CBE has not been able to compete with other banks in Djibouti because it has not been able to secure swift code, according to Mathewos Kidane, Acting Customer Service Manager at CBE Djibouti branch, who spoke to visiting journalists from Ethiopia.

“Our branch is currently we are only providing two services opening current and saving accounts…The delay of Swift code by an Italian company has hindered us from providing the financial services most people are interested in,” he said, indicating that currently the branch has less than 300 account holder clients.

In Djibouti currently a total of 12 banks are operational providing world class financial services, which includes handling international trading, online banking, money transfer and specially designed financial services for individuals ad business with debit and credit cards, which CBE has not been providing to this date.

“When we re-opened the Djibouti branch 18 months ago it wasn’t anticipated that getting swift code will take that long time. The company has been asking us to fulfill many conditionalities…Now about two weeks ago we have got the swift got. We are preparing to start the missing services,” said Mathewos, indicating the significance of the loss CBE Djibouti branch has been registering over since its opening in the face of shortage of hard currency in Ethiopia.

CBE Djibouti Branch has 17 staff and rented a house in a business district in Djibouti. Reports show that CBE, which used to own several buildings in Djibouti before it was closed eight years ago, was one of the profitable banks in Djibouti.
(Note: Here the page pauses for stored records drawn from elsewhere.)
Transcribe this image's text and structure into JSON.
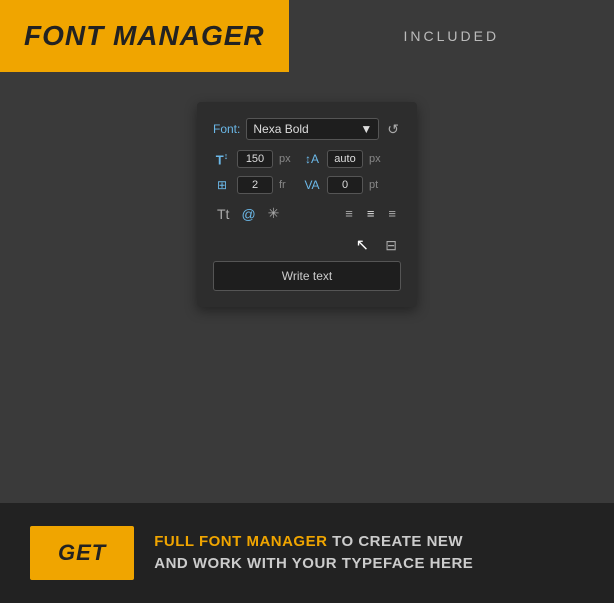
{
  "header": {
    "title": "FONT MANAGER",
    "badge": "INCLUDED"
  },
  "panel": {
    "font_label": "Font:",
    "font_name": "Nexa Bold",
    "size_value": "150",
    "size_unit": "px",
    "line_height_value": "auto",
    "line_height_unit": "px",
    "column_value": "2",
    "column_unit": "fr",
    "tracking_value": "0",
    "tracking_unit": "pt",
    "write_text_label": "Write text"
  },
  "bottom": {
    "get_label": "GET",
    "description_highlight": "FULL FONT MANAGER",
    "description_rest": " TO CREATE NEW\nAND WORK WITH YOUR TYPEFACE HERE"
  }
}
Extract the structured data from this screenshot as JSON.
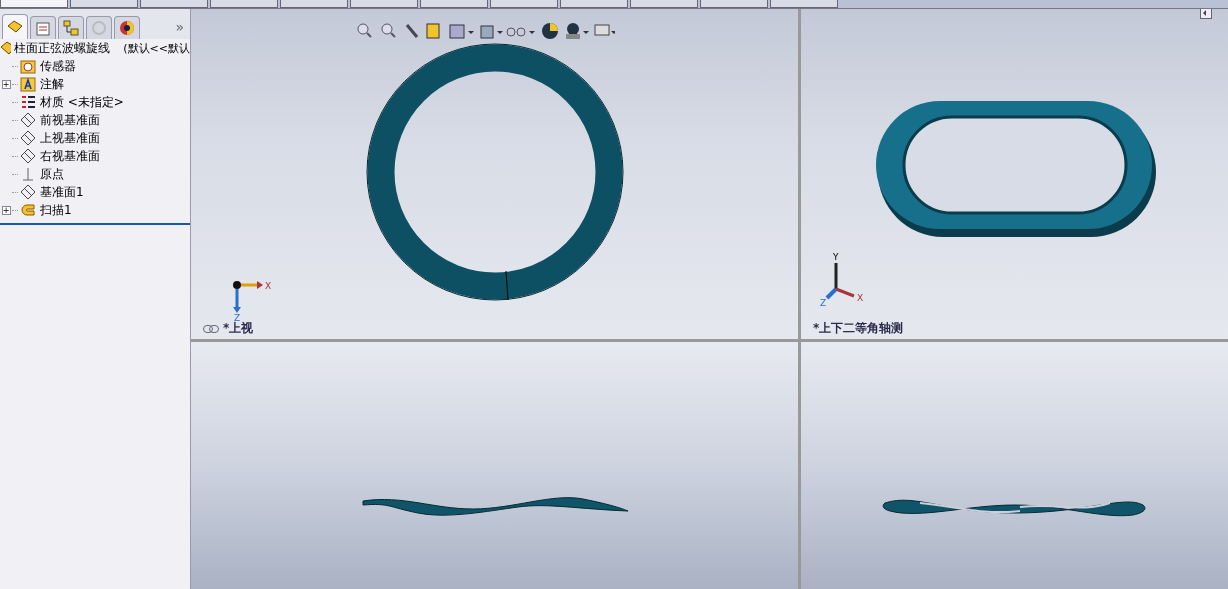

Among the major  banks operating in Djibouti include, CAC Bank, Bank of Africa and Salaam Bank. “There is still huge opportunity for CBE to grow and become profitable,” Mathewos hopes.

New Business Ethiopia